Top of Data to use

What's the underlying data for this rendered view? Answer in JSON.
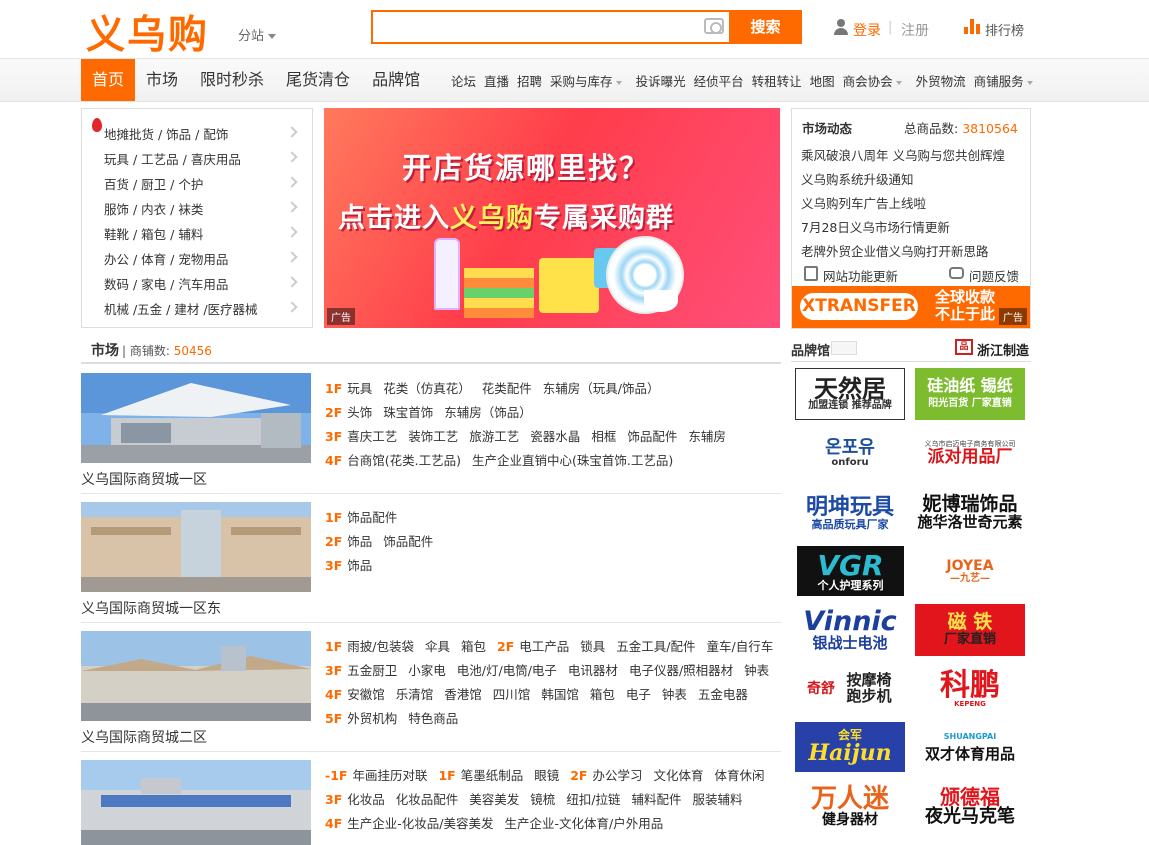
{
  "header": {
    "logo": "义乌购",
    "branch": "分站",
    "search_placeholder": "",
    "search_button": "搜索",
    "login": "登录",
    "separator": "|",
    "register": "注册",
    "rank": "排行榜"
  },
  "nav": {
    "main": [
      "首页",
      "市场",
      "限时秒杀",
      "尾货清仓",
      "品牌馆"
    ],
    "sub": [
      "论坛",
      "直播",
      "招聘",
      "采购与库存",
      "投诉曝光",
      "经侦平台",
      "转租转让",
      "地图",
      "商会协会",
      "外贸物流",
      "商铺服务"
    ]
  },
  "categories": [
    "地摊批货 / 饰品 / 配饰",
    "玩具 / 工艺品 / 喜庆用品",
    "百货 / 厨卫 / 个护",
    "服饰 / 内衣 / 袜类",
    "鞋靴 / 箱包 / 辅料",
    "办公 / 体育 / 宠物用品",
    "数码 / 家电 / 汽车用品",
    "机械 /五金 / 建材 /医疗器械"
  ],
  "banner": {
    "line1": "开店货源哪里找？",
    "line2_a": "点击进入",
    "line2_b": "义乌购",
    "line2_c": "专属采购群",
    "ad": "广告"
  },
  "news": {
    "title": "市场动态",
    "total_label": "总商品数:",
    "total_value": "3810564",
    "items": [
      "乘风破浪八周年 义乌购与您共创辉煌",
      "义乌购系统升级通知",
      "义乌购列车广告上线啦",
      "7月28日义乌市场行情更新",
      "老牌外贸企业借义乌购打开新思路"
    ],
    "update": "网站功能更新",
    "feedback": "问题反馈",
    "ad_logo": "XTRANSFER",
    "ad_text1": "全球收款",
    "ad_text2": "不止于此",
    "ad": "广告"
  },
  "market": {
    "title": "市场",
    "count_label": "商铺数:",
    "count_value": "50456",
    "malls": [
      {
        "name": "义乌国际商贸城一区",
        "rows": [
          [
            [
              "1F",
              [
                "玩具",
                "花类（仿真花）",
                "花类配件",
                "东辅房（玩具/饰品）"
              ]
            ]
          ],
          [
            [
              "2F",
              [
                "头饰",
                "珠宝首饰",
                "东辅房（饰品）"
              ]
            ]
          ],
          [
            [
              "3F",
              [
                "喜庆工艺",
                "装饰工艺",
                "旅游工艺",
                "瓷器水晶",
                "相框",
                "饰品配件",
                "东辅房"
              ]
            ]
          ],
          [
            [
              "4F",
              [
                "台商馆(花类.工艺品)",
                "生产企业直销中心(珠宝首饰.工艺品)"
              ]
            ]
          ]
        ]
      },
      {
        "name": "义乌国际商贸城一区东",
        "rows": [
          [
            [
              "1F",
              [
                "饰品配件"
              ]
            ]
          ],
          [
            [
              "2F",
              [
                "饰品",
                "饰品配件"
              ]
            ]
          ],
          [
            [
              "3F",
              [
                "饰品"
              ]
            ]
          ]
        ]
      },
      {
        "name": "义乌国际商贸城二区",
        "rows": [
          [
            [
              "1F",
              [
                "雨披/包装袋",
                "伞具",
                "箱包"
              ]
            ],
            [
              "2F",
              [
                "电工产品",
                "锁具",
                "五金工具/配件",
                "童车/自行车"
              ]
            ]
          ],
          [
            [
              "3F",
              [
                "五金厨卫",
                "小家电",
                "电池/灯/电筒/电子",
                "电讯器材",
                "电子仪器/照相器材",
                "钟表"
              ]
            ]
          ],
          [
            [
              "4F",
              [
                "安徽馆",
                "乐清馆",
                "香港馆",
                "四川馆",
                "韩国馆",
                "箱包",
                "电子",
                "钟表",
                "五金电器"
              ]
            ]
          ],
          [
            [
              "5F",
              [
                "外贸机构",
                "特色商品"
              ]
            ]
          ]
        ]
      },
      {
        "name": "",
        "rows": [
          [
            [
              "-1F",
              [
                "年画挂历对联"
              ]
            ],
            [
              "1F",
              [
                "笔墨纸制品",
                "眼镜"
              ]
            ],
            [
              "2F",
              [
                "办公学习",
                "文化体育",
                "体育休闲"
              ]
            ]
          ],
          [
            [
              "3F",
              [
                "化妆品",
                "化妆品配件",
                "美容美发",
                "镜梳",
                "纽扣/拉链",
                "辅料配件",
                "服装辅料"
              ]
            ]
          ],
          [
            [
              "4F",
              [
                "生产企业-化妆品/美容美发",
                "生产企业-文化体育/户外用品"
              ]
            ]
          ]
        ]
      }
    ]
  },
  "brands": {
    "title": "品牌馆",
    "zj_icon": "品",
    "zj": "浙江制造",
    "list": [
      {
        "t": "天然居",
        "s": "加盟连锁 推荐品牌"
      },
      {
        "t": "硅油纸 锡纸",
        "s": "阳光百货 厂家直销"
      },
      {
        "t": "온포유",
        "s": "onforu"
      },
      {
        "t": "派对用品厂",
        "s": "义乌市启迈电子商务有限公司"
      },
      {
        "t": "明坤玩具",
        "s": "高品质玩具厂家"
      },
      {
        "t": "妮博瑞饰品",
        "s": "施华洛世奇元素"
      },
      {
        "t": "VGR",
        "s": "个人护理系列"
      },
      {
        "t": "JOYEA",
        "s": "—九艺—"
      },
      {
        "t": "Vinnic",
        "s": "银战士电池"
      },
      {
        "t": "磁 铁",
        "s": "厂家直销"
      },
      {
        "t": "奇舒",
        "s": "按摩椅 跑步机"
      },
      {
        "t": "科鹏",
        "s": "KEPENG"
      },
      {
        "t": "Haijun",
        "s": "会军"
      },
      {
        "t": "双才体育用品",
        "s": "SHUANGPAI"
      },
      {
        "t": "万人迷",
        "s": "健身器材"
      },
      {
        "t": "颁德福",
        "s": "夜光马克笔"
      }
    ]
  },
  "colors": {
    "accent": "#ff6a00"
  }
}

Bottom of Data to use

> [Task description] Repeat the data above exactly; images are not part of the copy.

> [Completed task]
What's the underlying data for this rendered view? Answer in JSON.
{
  "header": {
    "logo": "义乌购",
    "branch": "分站",
    "search_placeholder": "",
    "search_button": "搜索",
    "login": "登录",
    "separator": "|",
    "register": "注册",
    "rank": "排行榜"
  },
  "nav": {
    "main": [
      "首页",
      "市场",
      "限时秒杀",
      "尾货清仓",
      "品牌馆"
    ],
    "sub": [
      "论坛",
      "直播",
      "招聘",
      "采购与库存",
      "投诉曝光",
      "经侦平台",
      "转租转让",
      "地图",
      "商会协会",
      "外贸物流",
      "商铺服务"
    ]
  },
  "categories": [
    "地摊批货 / 饰品 / 配饰",
    "玩具 / 工艺品 / 喜庆用品",
    "百货 / 厨卫 / 个护",
    "服饰 / 内衣 / 袜类",
    "鞋靴 / 箱包 / 辅料",
    "办公 / 体育 / 宠物用品",
    "数码 / 家电 / 汽车用品",
    "机械 /五金 / 建材 /医疗器械"
  ],
  "banner": {
    "line1": "开店货源哪里找？",
    "line2_a": "点击进入",
    "line2_b": "义乌购",
    "line2_c": "专属采购群",
    "ad": "广告"
  },
  "news": {
    "title": "市场动态",
    "total_label": "总商品数:",
    "total_value": "3810564",
    "items": [
      "乘风破浪八周年 义乌购与您共创辉煌",
      "义乌购系统升级通知",
      "义乌购列车广告上线啦",
      "7月28日义乌市场行情更新",
      "老牌外贸企业借义乌购打开新思路"
    ],
    "update": "网站功能更新",
    "feedback": "问题反馈",
    "ad_logo": "XTRANSFER",
    "ad_text1": "全球收款",
    "ad_text2": "不止于此",
    "ad": "广告"
  },
  "market": {
    "title": "市场",
    "count_label": "商铺数:",
    "count_value": "50456",
    "malls": [
      {
        "name": "义乌国际商贸城一区",
        "rows": [
          [
            [
              "1F",
              [
                "玩具",
                "花类（仿真花）",
                "花类配件",
                "东辅房（玩具/饰品）"
              ]
            ]
          ],
          [
            [
              "2F",
              [
                "头饰",
                "珠宝首饰",
                "东辅房（饰品）"
              ]
            ]
          ],
          [
            [
              "3F",
              [
                "喜庆工艺",
                "装饰工艺",
                "旅游工艺",
                "瓷器水晶",
                "相框",
                "饰品配件",
                "东辅房"
              ]
            ]
          ],
          [
            [
              "4F",
              [
                "台商馆(花类.工艺品)",
                "生产企业直销中心(珠宝首饰.工艺品)"
              ]
            ]
          ]
        ]
      },
      {
        "name": "义乌国际商贸城一区东",
        "rows": [
          [
            [
              "1F",
              [
                "饰品配件"
              ]
            ]
          ],
          [
            [
              "2F",
              [
                "饰品",
                "饰品配件"
              ]
            ]
          ],
          [
            [
              "3F",
              [
                "饰品"
              ]
            ]
          ]
        ]
      },
      {
        "name": "义乌国际商贸城二区",
        "rows": [
          [
            [
              "1F",
              [
                "雨披/包装袋",
                "伞具",
                "箱包"
              ]
            ],
            [
              "2F",
              [
                "电工产品",
                "锁具",
                "五金工具/配件",
                "童车/自行车"
              ]
            ]
          ],
          [
            [
              "3F",
              [
                "五金厨卫",
                "小家电",
                "电池/灯/电筒/电子",
                "电讯器材",
                "电子仪器/照相器材",
                "钟表"
              ]
            ]
          ],
          [
            [
              "4F",
              [
                "安徽馆",
                "乐清馆",
                "香港馆",
                "四川馆",
                "韩国馆",
                "箱包",
                "电子",
                "钟表",
                "五金电器"
              ]
            ]
          ],
          [
            [
              "5F",
              [
                "外贸机构",
                "特色商品"
              ]
            ]
          ]
        ]
      },
      {
        "name": "",
        "rows": [
          [
            [
              "-1F",
              [
                "年画挂历对联"
              ]
            ],
            [
              "1F",
              [
                "笔墨纸制品",
                "眼镜"
              ]
            ],
            [
              "2F",
              [
                "办公学习",
                "文化体育",
                "体育休闲"
              ]
            ]
          ],
          [
            [
              "3F",
              [
                "化妆品",
                "化妆品配件",
                "美容美发",
                "镜梳",
                "纽扣/拉链",
                "辅料配件",
                "服装辅料"
              ]
            ]
          ],
          [
            [
              "4F",
              [
                "生产企业-化妆品/美容美发",
                "生产企业-文化体育/户外用品"
              ]
            ]
          ]
        ]
      }
    ]
  },
  "brands": {
    "title": "品牌馆",
    "zj_icon": "品",
    "zj": "浙江制造",
    "list": [
      {
        "t": "天然居",
        "s": "加盟连锁 推荐品牌"
      },
      {
        "t": "硅油纸 锡纸",
        "s": "阳光百货 厂家直销"
      },
      {
        "t": "온포유",
        "s": "onforu"
      },
      {
        "t": "派对用品厂",
        "s": "义乌市启迈电子商务有限公司"
      },
      {
        "t": "明坤玩具",
        "s": "高品质玩具厂家"
      },
      {
        "t": "妮博瑞饰品",
        "s": "施华洛世奇元素"
      },
      {
        "t": "VGR",
        "s": "个人护理系列"
      },
      {
        "t": "JOYEA",
        "s": "—九艺—"
      },
      {
        "t": "Vinnic",
        "s": "银战士电池"
      },
      {
        "t": "磁 铁",
        "s": "厂家直销"
      },
      {
        "t": "奇舒",
        "s": "按摩椅 跑步机"
      },
      {
        "t": "科鹏",
        "s": "KEPENG"
      },
      {
        "t": "Haijun",
        "s": "会军"
      },
      {
        "t": "双才体育用品",
        "s": "SHUANGPAI"
      },
      {
        "t": "万人迷",
        "s": "健身器材"
      },
      {
        "t": "颁德福",
        "s": "夜光马克笔"
      }
    ]
  },
  "colors": {
    "accent": "#ff6a00"
  }
}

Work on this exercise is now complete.